EPA is interested in comments on the fee amounts being proposed today, as well as the alternative fees considered. EPA states that it is also interested in comments on the proposal to waive exemption fees on TMEs submitted at the same time as a PMN, SNUN, or MCAN from a company that has graduated from its Sustainable Futures program.

Small Business Concerns

EPA proposes several changes to the size standard used to identify businesses that can qualify as a “small business concern” for purposes of fees and seeks comment on the proposed approach. EPA is also interested in comments on the reduced fee amounts being proposed for those businesses that can qualify as a “small business concern.”

EPA is specifically interested in comments on whether an employee-based size standard would be more appropriate than a receipts-based size standard and what that employee level should be; whether the size standard, be it receipts-based or employee-based, should vary from industry to industry to reflect differences among the impacted industries; and what other factors and data sources EPA should consider, besides inflation, when developing the size standard to qualify for reduced fee amounts.

Further, with respect to small business size standards, EPA notes that it recently committed to revisiting the definition of small businesses as it relates to the TSCA Section 8(a) data reporting regulations.

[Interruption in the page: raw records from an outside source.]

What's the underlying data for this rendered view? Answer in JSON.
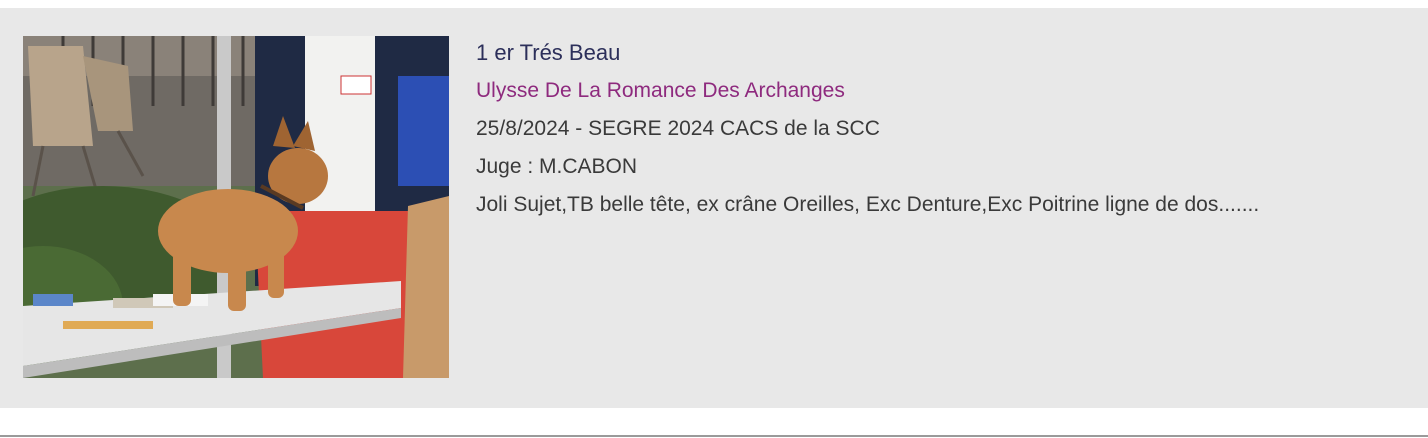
{
  "result": {
    "rank": "1 er Trés Beau",
    "dog_name": "Ulysse De La Romance Des Archanges",
    "event": "25/8/2024 - SEGRE 2024 CACS de la SCC",
    "judge": "Juge : M.CABON",
    "comment": "Joli Sujet,TB belle tête, ex crâne Oreilles, Exc Denture,Exc Poitrine ligne de dos......."
  },
  "colors": {
    "card_background": "#e8e8e8",
    "rank_text": "#2c2f5a",
    "dog_name_link": "#8e2a7e",
    "body_text": "#3a3a3a"
  }
}
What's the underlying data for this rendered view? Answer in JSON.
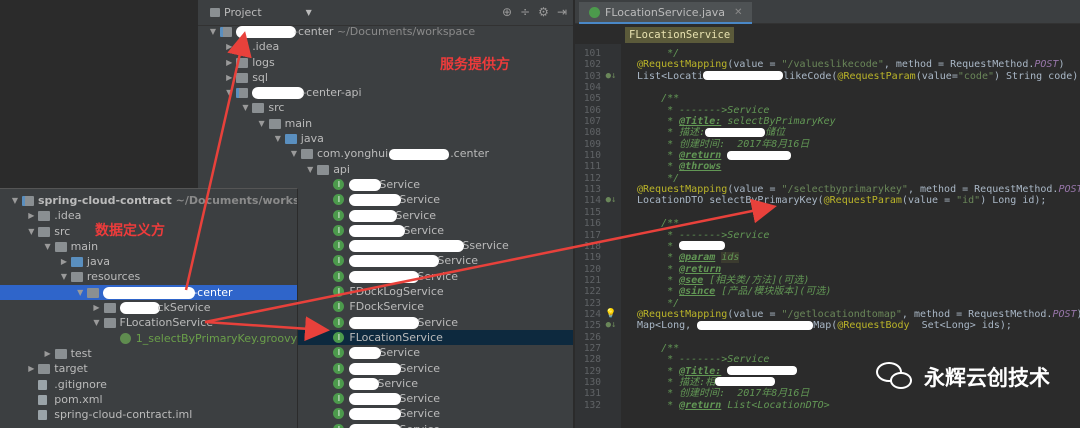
{
  "project_panel": {
    "title": "Project",
    "tree": [
      {
        "indent": 0,
        "arrow": "▼",
        "icon": "folder-mod",
        "label": "-center",
        "suffix": "~/Documents/workspace",
        "redact_before": 60
      },
      {
        "indent": 1,
        "arrow": "▶",
        "icon": "folder",
        "label": ".idea"
      },
      {
        "indent": 1,
        "arrow": "▶",
        "icon": "folder",
        "label": "logs"
      },
      {
        "indent": 1,
        "arrow": "▶",
        "icon": "folder",
        "label": "sql"
      },
      {
        "indent": 1,
        "arrow": "▼",
        "icon": "folder-mod",
        "label": "-center-api",
        "redact_before": 52
      },
      {
        "indent": 2,
        "arrow": "▼",
        "icon": "folder",
        "label": "src"
      },
      {
        "indent": 3,
        "arrow": "▼",
        "icon": "folder",
        "label": "main"
      },
      {
        "indent": 4,
        "arrow": "▼",
        "icon": "folder-blue",
        "label": "java"
      },
      {
        "indent": 5,
        "arrow": "▼",
        "icon": "folder",
        "label": "com.yonghui",
        "suffix_label": ".center",
        "redact_mid": 60
      },
      {
        "indent": 6,
        "arrow": "▼",
        "icon": "folder",
        "label": "api"
      },
      {
        "indent": 7,
        "icon": "cls",
        "label": "Service",
        "redact_before": 32
      },
      {
        "indent": 7,
        "icon": "cls",
        "label": "Service",
        "redact_before": 52
      },
      {
        "indent": 7,
        "icon": "cls",
        "label": "Service",
        "redact_before": 48
      },
      {
        "indent": 7,
        "icon": "cls",
        "label": "Service",
        "redact_before": 56
      },
      {
        "indent": 7,
        "icon": "cls",
        "label": "Sservice",
        "redact_before": 115
      },
      {
        "indent": 7,
        "icon": "cls",
        "label": "Service",
        "redact_before": 90
      },
      {
        "indent": 7,
        "icon": "cls",
        "label": "Service",
        "redact_before": 70
      },
      {
        "indent": 7,
        "icon": "cls",
        "label": "FDockLogService"
      },
      {
        "indent": 7,
        "icon": "cls",
        "label": "FDockService"
      },
      {
        "indent": 7,
        "icon": "cls",
        "label": "Service",
        "redact_before": 70
      },
      {
        "indent": 7,
        "icon": "cls",
        "label": "FLocationService",
        "selected": true
      },
      {
        "indent": 7,
        "icon": "cls",
        "label": "Service",
        "redact_before": 32
      },
      {
        "indent": 7,
        "icon": "cls",
        "label": "Service",
        "redact_before": 52
      },
      {
        "indent": 7,
        "icon": "cls",
        "label": "Service",
        "redact_before": 30
      },
      {
        "indent": 7,
        "icon": "cls",
        "label": "Service",
        "redact_before": 52
      },
      {
        "indent": 7,
        "icon": "cls",
        "label": "Service",
        "redact_before": 52
      },
      {
        "indent": 7,
        "icon": "cls",
        "label": "Service",
        "redact_before": 52
      }
    ]
  },
  "left_panel": {
    "tree": [
      {
        "indent": 0,
        "arrow": "▼",
        "icon": "folder-mod",
        "label": "spring-cloud-contract",
        "suffix": "~/Documents/workspace/sp",
        "bold": true
      },
      {
        "indent": 1,
        "arrow": "▶",
        "icon": "folder",
        "label": ".idea"
      },
      {
        "indent": 1,
        "arrow": "▼",
        "icon": "folder",
        "label": "src"
      },
      {
        "indent": 2,
        "arrow": "▼",
        "icon": "folder",
        "label": "main"
      },
      {
        "indent": 3,
        "arrow": "▶",
        "icon": "folder-blue",
        "label": "java"
      },
      {
        "indent": 3,
        "arrow": "▼",
        "icon": "folder",
        "label": "resources"
      },
      {
        "indent": 4,
        "arrow": "▼",
        "icon": "folder",
        "label": "-center",
        "redact_before": 92,
        "selected": true
      },
      {
        "indent": 5,
        "arrow": "▶",
        "icon": "folder",
        "label": "ckService",
        "redact_before": 40
      },
      {
        "indent": 5,
        "arrow": "▼",
        "icon": "folder",
        "label": "FLocationService"
      },
      {
        "indent": 6,
        "icon": "cls-g",
        "label": "1_selectByPrimaryKey.groovy",
        "green": true
      },
      {
        "indent": 2,
        "arrow": "▶",
        "icon": "folder",
        "label": "test"
      },
      {
        "indent": 1,
        "arrow": "▶",
        "icon": "folder",
        "label": "target"
      },
      {
        "indent": 1,
        "icon": "file",
        "label": ".gitignore"
      },
      {
        "indent": 1,
        "icon": "file",
        "label": "pom.xml"
      },
      {
        "indent": 1,
        "icon": "file",
        "label": "spring-cloud-contract.iml"
      }
    ]
  },
  "editor": {
    "tab_label": "FLocationService.java",
    "breadcrumb": "FLocationService",
    "lines": [
      {
        "n": "101",
        "html": "<span class='cm'>     */</span>"
      },
      {
        "n": "102",
        "html": "<span class='an'>@RequestMapping</span><span class='plain'>(value = </span><span class='str'>\"/valueslikecode\"</span><span class='plain'>, method = RequestMethod.</span><span class='field'>POST</span><span class='plain'>)</span>"
      },
      {
        "n": "103",
        "mk": "●↓",
        "html": "<span class='plain'>List&lt;Locati</span><span style='display:inline-block;width:80px;height:9px;background:#fff;border-radius:4px;vertical-align:middle'></span><span class='plain'>likeCode(</span><span class='an'>@RequestParam</span><span class='plain'>(value=</span><span class='str'>\"code\"</span><span class='plain'>) String code);</span>"
      },
      {
        "n": "104",
        "html": ""
      },
      {
        "n": "105",
        "html": "<span class='cm'>    /**</span>"
      },
      {
        "n": "106",
        "html": "<span class='cm'>     * ------->Service</span>"
      },
      {
        "n": "107",
        "html": "<span class='cm'>     * </span><span class='tag'>@Title:</span><span class='cm'> selectByPrimaryKey</span>"
      },
      {
        "n": "108",
        "html": "<span class='cm'>     * 描述:</span><span style='display:inline-block;width:60px;height:9px;background:#fff;border-radius:4px;vertical-align:middle'></span><span class='cm'>储位</span>"
      },
      {
        "n": "109",
        "html": "<span class='cm'>     * 创建时间:  2017年8月16日</span>"
      },
      {
        "n": "110",
        "html": "<span class='cm'>     * </span><span class='tag'>@return</span><span class='cm'> </span><span style='display:inline-block;width:64px;height:9px;background:#fff;border-radius:4px;vertical-align:middle'></span>"
      },
      {
        "n": "111",
        "html": "<span class='cm'>     * </span><span class='tag'>@throws</span>"
      },
      {
        "n": "112",
        "html": "<span class='cm'>     */</span>"
      },
      {
        "n": "113",
        "html": "<span class='an'>@RequestMapping</span><span class='plain'>(value = </span><span class='str'>\"/selectbyprimarykey\"</span><span class='plain'>, method = RequestMethod.</span><span class='field'>POST</span><span class='plain'>)</span>"
      },
      {
        "n": "114",
        "mk": "●↓",
        "html": "<span class='plain'>LocationDTO selectByPrimaryKey(</span><span class='an'>@RequestParam</span><span class='plain'>(value = </span><span class='str'>\"id\"</span><span class='plain'>) Long id);</span>"
      },
      {
        "n": "115",
        "html": ""
      },
      {
        "n": "116",
        "html": "<span class='cm'>    /**</span>"
      },
      {
        "n": "117",
        "html": "<span class='cm'>     * ------->Service</span>"
      },
      {
        "n": "118",
        "html": "<span class='cm'>     * </span><span style='display:inline-block;width:46px;height:9px;background:#fff;border-radius:4px;vertical-align:middle'></span>"
      },
      {
        "n": "119",
        "html": "<span class='cm'>     * </span><span class='tag'>@param</span><span class='cm'> </span><span class='cm tagbg'>ids</span>"
      },
      {
        "n": "120",
        "html": "<span class='cm'>     * </span><span class='tag'>@return</span>"
      },
      {
        "n": "121",
        "html": "<span class='cm'>     * </span><span class='tag'>@see</span><span class='cm'> [相关类/方法](可选)</span>"
      },
      {
        "n": "122",
        "html": "<span class='cm'>     * </span><span class='tag'>@since</span><span class='cm'> [产品/模块版本](可选)</span>"
      },
      {
        "n": "123",
        "html": "<span class='cm'>     */</span>"
      },
      {
        "n": "124",
        "mk": "💡",
        "html": "<span class='an'>@RequestMapping</span><span class='plain'>(value = </span><span class='str'>\"/getlocationdtomap\"</span><span class='plain'>, method = RequestMethod.</span><span class='field'>POST</span><span class='plain'>)</span>"
      },
      {
        "n": "125",
        "mk": "●↓",
        "html": "<span class='plain'>Map&lt;Long, </span><span style='display:inline-block;width:116px;height:9px;background:#fff;border-radius:4px;vertical-align:middle'></span><span class='plain'>Map(</span><span class='an'>@RequestBody</span><span class='plain'>  Set&lt;Long&gt; ids);</span>"
      },
      {
        "n": "126",
        "html": ""
      },
      {
        "n": "127",
        "html": "<span class='cm'>    /**</span>"
      },
      {
        "n": "128",
        "html": "<span class='cm'>     * ------->Service</span>"
      },
      {
        "n": "129",
        "html": "<span class='cm'>     * </span><span class='tag'>@Title:</span><span class='cm'> </span><span style='display:inline-block;width:70px;height:9px;background:#fff;border-radius:4px;vertical-align:middle'></span>"
      },
      {
        "n": "130",
        "html": "<span class='cm'>     * 描述:相</span><span style='display:inline-block;width:60px;height:9px;background:#fff;border-radius:4px;vertical-align:middle'></span>"
      },
      {
        "n": "131",
        "html": "<span class='cm'>     * 创建时间:  2017年8月16日</span>"
      },
      {
        "n": "132",
        "html": "<span class='cm'>     * </span><span class='tag'>@return</span><span class='cm'> List&lt;LocationDTO&gt;</span>"
      }
    ]
  },
  "annotations": {
    "provider": "服务提供方",
    "definer": "数据定义方"
  },
  "watermark": {
    "text": "永辉云创技术"
  },
  "colors": {
    "arrow": "#e8413b",
    "selection": "#2f65ca"
  }
}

Due to the “urgent need” for EPA to promulgate this regulation and expeditiously collect fees, EPA states that it believes that the upcoming rulemaking will provide a venue for a more expansive consideration of appropriate size standards for industries subject to TSCA and offer the public further opportunities to comment on the size standard. In addition to considering comments submitted in response to this proposal, EPA is committed to evaluating the results of the 8(a) rulemaking process and, in the event that the reporting and fee standards differ, to determine if the size standards set through that process should be harmonized with the small business definition for fees. EPA suggests that this harmonization could be implemented in a subsequent rulemaking for the next three-year fee cycle (FYs 2022-25).

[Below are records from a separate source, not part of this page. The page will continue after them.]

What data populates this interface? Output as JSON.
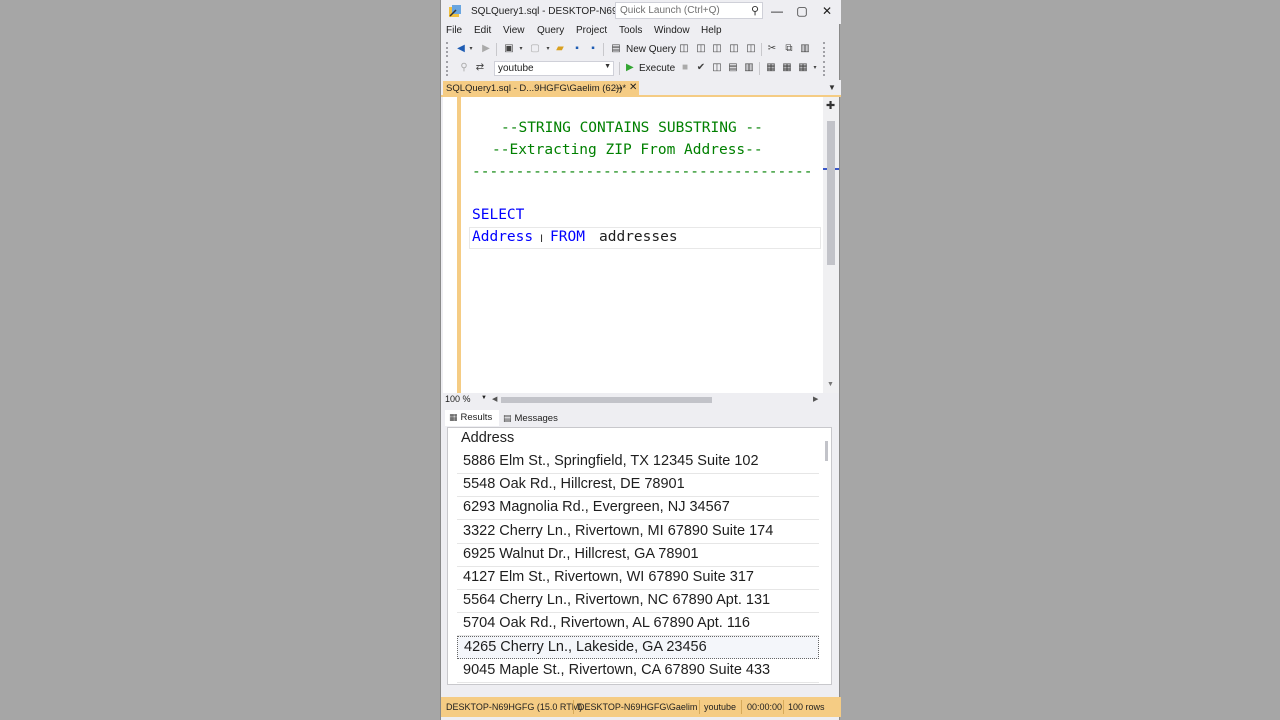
{
  "window": {
    "title": "SQLQuery1.sql - DESKTOP-N69HG...",
    "quick_launch_placeholder": "Quick Launch (Ctrl+Q)"
  },
  "menu": [
    "File",
    "Edit",
    "View",
    "Query",
    "Project",
    "Tools",
    "Window",
    "Help"
  ],
  "toolbar": {
    "new_query_label": "New Query",
    "database": "youtube",
    "execute_label": "Execute"
  },
  "document_tab": {
    "label": "SQLQuery1.sql - D...9HGFG\\Gaelim (62))*"
  },
  "editor": {
    "lines": [
      "--STRING CONTAINS SUBSTRING --",
      "--Extracting ZIP From Address--",
      "---------------------------------------",
      "SELECT",
      "Address",
      "FROM",
      "addresses"
    ],
    "zoom": "100 %"
  },
  "results": {
    "results_tab": "Results",
    "messages_tab": "Messages",
    "column": "Address",
    "rows": [
      "5886 Elm St., Springfield, TX 12345 Suite 102",
      "5548 Oak Rd., Hillcrest, DE 78901",
      "6293 Magnolia Rd., Evergreen, NJ 34567",
      "3322 Cherry Ln., Rivertown, MI 67890 Suite 174",
      "6925 Walnut Dr., Hillcrest, GA 78901",
      "4127 Elm St., Rivertown, WI 67890 Suite 317",
      "5564 Cherry Ln., Rivertown, NC 67890 Apt. 131",
      "5704 Oak Rd., Rivertown, AL 67890 Apt. 116",
      "4265 Cherry Ln., Lakeside, GA 23456",
      "9045 Maple St., Rivertown, CA 67890 Suite 433"
    ]
  },
  "status": {
    "server": "DESKTOP-N69HGFG (15.0 RTM)",
    "user": "DESKTOP-N69HGFG\\Gaelim...",
    "database": "youtube",
    "elapsed": "00:00:00",
    "rows": "100 rows"
  }
}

Electronic Payment of Fees

EPA is interested in comments pertaining to the electronic payment of fees. If, for some reason, neither nor Fedwire meets the needs of those required to pay user fees, EPA “would appreciate the identification of other appropriate electronic payment methods to consider.”


EPA reached an important milestone in issuing the proposed fee rule and we applaud the Agency’s success. The proposal is generally well constructed and thoughtful, particularly with regard to its approach to processors, the limited fees on Section 4 actions, and continued flexibility in fees for certain Section 5 notices, for example, consolidated cases and Sustainable Futures-related submissions. At the same time, additional careful thought needs to be given by stakeholders to the implications and wisdom of EPA’s proposal to not include the “intermediate PMN” approach and the “one size fits all” fees for Section 6 risk evaluations in the case of low value, low volume, or categories of existing chemicals.

We also are a bit concerned by EPA’s relatively modest expectations regarding initiating Section 4 actions over the first five years of TSCA. At a minimum, EPA may wish to explore and discuss this issue in the final rule or separately in a policy paper outlining its longer-term thinking and strategy for Section 4 testing that meets the needs of new TSCA. Other stakeholders are, of course, also urged to move the needle on this important issue. While much is ongoing pertinent to TSCA implementation, Section 4 testing is a central component of new TSCA and we do not want it relegated to a back seat.